In regard to personal discipleship, there were different approaches.  Some rejoiced in studying the Law and seeking to apply it and live it out by the power of the Spirit. They could say with the Psalmist, “Oh, how I love your Law.” (Calvinists)  Others saw the Law as a background check to make sure one really was walking in the Spirit.  A focus on being in Yeshua and walking in the Spirit would naturally lead to a life in fulfillment of the Law.  In New England, Puritans sought to strictly apply the civil penalties of the Law. Anglicans thought that the New Covenant and the mercy shown on the cross called governments to a more merciful application of civil law.  

The great revivalist Methodist Charles Finney stated that the difference between the Old Covenant and the New was that the New empowered us to do what the Old required but did not give them the power to fulfill. This was quite in line with John Wesley.  The Methodist founder of Wheaton College stated that his vision was that the Law of God would become the Law of the Land (on his memorial plaque in Blanchard Hall tower.)  This was close to the statement of Prime Minister Abraham Kuyper of Holland at the turn of the century 120 years ago. How much to focus on the Law revealed differences in approach.  Peace churches emphasized the application of the Law in the teaching of Jesus. 

Classic dispensationalism radically upended the overlap of Protestant consensus.  It stated that the ten comments were not incumbent and that even the Sermon on the Mount was part of the Dispensation of Law that was canceled in the cross.  Not only could one be saved and continue in sin, but if a person did dedicate their lives to Yeshua, then they were not to seek obedience to the Law, even as taught by Yeshua, but to be instructed in a holy life by the teaching of the epistles since they were post-Pentecost. Only the epistles were incumbent.  Of course, this contradicted II Tim. 3:16 and other texts.  The discipleship function of the Law, Calvin’s third use, was lost.  

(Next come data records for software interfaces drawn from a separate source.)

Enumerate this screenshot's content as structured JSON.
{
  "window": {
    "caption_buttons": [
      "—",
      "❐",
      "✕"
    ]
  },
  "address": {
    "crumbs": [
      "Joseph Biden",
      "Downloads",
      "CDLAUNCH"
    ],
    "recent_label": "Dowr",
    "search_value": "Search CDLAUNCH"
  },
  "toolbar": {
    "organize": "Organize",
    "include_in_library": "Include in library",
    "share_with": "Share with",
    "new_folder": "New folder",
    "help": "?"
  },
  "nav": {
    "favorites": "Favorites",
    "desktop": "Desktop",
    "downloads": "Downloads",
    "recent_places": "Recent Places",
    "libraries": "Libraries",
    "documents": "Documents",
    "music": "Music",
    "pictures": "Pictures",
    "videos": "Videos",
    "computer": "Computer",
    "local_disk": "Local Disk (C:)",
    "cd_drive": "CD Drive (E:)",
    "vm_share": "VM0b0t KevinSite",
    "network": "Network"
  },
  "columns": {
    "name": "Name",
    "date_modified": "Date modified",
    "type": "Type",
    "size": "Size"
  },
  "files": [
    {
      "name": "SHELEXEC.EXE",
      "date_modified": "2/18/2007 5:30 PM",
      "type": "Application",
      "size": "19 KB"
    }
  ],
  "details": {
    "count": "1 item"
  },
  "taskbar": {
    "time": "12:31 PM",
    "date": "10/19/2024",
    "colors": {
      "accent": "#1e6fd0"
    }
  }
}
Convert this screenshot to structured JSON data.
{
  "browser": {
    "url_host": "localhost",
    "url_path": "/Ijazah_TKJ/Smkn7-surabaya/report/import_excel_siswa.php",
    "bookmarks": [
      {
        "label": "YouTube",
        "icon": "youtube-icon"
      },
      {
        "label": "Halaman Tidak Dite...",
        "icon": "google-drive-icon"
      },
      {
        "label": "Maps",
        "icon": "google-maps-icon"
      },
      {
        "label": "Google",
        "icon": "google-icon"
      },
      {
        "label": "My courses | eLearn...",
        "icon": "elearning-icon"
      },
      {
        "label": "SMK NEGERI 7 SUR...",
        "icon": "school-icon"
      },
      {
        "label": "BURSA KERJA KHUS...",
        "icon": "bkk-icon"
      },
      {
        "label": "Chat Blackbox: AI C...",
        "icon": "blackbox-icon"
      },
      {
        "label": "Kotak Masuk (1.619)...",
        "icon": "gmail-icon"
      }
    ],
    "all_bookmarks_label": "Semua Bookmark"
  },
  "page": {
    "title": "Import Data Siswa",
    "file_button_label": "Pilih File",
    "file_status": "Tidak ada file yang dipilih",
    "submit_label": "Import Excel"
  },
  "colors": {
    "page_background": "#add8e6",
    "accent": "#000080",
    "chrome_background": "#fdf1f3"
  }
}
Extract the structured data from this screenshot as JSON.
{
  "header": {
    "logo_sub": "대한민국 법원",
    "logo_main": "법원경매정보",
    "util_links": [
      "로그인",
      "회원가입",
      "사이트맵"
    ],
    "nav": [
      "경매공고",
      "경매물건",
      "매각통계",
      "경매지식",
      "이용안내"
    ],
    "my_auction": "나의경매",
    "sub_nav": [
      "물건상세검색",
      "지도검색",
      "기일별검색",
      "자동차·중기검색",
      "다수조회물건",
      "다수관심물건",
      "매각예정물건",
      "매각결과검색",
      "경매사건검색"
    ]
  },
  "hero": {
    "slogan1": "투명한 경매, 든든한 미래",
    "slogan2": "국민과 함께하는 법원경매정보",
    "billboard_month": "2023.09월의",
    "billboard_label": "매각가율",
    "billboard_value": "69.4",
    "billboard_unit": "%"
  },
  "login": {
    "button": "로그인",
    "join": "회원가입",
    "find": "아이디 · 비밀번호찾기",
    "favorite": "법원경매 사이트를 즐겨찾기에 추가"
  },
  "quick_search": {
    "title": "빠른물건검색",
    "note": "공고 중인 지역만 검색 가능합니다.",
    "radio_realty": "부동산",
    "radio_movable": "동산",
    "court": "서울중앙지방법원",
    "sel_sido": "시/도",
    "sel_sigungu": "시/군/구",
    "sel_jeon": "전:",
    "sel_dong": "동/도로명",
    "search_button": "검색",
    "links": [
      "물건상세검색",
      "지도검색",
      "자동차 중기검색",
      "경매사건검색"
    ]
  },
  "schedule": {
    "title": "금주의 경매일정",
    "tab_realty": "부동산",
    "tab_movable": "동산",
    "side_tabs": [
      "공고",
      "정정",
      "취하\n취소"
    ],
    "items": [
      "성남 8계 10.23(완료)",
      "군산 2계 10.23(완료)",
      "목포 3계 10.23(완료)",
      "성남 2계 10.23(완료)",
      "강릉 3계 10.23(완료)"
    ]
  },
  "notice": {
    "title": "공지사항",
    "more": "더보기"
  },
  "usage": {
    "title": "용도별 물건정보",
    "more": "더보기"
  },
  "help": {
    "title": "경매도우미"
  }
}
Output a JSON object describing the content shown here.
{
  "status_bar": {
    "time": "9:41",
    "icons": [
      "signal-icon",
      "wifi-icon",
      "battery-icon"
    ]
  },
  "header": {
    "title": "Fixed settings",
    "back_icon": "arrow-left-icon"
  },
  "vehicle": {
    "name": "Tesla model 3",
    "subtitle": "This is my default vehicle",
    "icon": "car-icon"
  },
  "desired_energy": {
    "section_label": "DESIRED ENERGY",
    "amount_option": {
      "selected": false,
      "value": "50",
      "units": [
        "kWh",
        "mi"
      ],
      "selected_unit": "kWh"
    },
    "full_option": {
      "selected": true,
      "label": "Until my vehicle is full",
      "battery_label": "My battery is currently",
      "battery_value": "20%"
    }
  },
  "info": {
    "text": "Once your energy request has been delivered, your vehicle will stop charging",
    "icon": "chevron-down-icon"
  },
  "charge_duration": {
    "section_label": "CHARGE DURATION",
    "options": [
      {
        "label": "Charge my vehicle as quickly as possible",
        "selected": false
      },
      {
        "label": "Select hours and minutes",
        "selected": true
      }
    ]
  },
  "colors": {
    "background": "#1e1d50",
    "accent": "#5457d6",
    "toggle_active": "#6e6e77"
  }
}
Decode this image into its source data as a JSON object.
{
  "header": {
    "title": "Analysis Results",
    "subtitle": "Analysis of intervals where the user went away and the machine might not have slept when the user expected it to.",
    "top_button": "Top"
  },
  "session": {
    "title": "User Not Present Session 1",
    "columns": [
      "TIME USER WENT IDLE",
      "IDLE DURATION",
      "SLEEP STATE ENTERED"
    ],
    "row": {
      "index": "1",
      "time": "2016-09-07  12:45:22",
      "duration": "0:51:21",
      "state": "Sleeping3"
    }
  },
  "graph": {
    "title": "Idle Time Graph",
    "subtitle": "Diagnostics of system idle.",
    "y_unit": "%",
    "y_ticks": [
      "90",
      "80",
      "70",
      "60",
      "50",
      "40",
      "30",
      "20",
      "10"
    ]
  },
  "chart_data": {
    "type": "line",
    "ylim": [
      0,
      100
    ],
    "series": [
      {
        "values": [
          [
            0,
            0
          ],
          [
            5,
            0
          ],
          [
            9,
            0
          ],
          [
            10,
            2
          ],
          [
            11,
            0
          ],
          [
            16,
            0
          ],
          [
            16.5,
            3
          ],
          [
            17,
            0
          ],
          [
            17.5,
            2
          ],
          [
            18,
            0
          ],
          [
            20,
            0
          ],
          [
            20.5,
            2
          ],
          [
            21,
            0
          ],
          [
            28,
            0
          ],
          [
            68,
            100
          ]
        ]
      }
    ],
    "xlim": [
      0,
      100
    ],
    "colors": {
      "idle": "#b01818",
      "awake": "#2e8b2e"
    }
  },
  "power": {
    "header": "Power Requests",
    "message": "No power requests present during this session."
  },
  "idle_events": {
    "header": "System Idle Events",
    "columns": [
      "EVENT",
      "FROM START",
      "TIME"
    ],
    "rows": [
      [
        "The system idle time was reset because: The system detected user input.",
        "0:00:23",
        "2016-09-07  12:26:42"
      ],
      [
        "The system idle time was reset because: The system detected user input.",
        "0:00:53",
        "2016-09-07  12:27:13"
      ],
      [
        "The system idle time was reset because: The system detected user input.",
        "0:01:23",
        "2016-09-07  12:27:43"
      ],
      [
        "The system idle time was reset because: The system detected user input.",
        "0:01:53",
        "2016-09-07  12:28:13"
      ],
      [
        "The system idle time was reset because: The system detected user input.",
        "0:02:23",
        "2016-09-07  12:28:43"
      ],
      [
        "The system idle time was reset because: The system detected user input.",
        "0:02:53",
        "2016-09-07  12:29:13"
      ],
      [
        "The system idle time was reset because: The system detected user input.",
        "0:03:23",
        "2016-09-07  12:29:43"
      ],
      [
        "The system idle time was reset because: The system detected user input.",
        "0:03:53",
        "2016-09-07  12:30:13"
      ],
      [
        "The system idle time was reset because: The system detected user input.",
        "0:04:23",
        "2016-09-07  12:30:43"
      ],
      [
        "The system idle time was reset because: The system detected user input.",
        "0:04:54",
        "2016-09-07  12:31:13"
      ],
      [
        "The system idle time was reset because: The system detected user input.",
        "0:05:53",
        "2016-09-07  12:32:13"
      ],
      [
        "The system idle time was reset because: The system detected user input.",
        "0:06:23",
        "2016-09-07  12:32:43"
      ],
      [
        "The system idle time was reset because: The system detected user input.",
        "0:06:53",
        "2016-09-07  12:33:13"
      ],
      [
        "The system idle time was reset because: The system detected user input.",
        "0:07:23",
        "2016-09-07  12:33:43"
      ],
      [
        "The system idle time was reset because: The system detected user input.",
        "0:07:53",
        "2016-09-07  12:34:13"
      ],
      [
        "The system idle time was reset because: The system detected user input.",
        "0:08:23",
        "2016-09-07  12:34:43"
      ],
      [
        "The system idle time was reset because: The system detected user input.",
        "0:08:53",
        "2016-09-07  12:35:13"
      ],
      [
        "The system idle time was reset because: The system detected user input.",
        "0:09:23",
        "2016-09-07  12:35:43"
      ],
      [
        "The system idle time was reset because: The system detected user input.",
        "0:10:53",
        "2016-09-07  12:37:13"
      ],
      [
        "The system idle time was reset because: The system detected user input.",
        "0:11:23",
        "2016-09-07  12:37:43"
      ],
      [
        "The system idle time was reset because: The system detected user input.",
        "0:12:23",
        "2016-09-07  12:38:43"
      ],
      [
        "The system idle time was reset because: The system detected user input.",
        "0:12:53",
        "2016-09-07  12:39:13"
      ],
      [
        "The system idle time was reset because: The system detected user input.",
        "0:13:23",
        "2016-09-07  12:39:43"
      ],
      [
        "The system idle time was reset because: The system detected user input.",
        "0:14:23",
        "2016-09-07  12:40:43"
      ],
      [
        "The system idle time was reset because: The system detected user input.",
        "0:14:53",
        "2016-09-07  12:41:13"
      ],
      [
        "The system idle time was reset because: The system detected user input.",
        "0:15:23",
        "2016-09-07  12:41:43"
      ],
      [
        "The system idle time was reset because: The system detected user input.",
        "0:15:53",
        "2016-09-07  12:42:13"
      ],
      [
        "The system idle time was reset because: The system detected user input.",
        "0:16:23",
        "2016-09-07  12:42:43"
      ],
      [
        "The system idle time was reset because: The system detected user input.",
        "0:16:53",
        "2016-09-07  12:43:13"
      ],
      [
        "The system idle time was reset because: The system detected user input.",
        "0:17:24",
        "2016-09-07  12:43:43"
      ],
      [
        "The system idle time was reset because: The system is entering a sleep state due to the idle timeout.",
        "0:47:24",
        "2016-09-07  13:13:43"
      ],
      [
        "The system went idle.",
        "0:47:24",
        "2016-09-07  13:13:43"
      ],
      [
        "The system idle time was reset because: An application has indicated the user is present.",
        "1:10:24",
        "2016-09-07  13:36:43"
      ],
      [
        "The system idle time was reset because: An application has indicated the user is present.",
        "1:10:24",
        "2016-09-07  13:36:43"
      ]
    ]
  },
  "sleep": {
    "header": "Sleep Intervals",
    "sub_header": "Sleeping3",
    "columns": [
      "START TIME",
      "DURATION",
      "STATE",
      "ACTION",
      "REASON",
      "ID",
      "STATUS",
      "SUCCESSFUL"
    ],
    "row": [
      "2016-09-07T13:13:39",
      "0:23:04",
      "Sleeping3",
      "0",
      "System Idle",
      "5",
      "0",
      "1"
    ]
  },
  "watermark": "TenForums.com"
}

However, one of the real losses was the loss of the quest for social justice as seen in Calvin, Wesley, Wilburforce, Finney, and Blanchard.  This undercut the social progress in the world that resulted from Christian influence.  Instead, the world was a sinking ship, and our job was to get people into the lifeboats.  Seeing improvement and reformation in society was a foolish endeavor.  Dr. Arthur Holmes at Wheaton, the most famous philosopher in Wheaton’s history, said in 1967.  “We have lost 100 years.”  Carl F. H. Henry, the theologian to Billy Graham, began to address this in his 1947 book, “The Uneasy Conscience of Modern Fundamentalism.”   It partly explains why Evangelicals in America were mostly absent in the Civil Rights Movement of the 1960s.  

The Classic Dispensationalist approach to God’s Law was wrong. Thankfully Progressive Dispensationalists are changing and coming out from these orientations.  However, these essays are on the classic views so that one may more easily recognize what still lingers.  When one knows the errors of Classic Dispensationalists one can better understand the changes in the Progressive Dispensationalist views.  There are views in the Progressive Dispensationalist teaching that we still need to get beyond.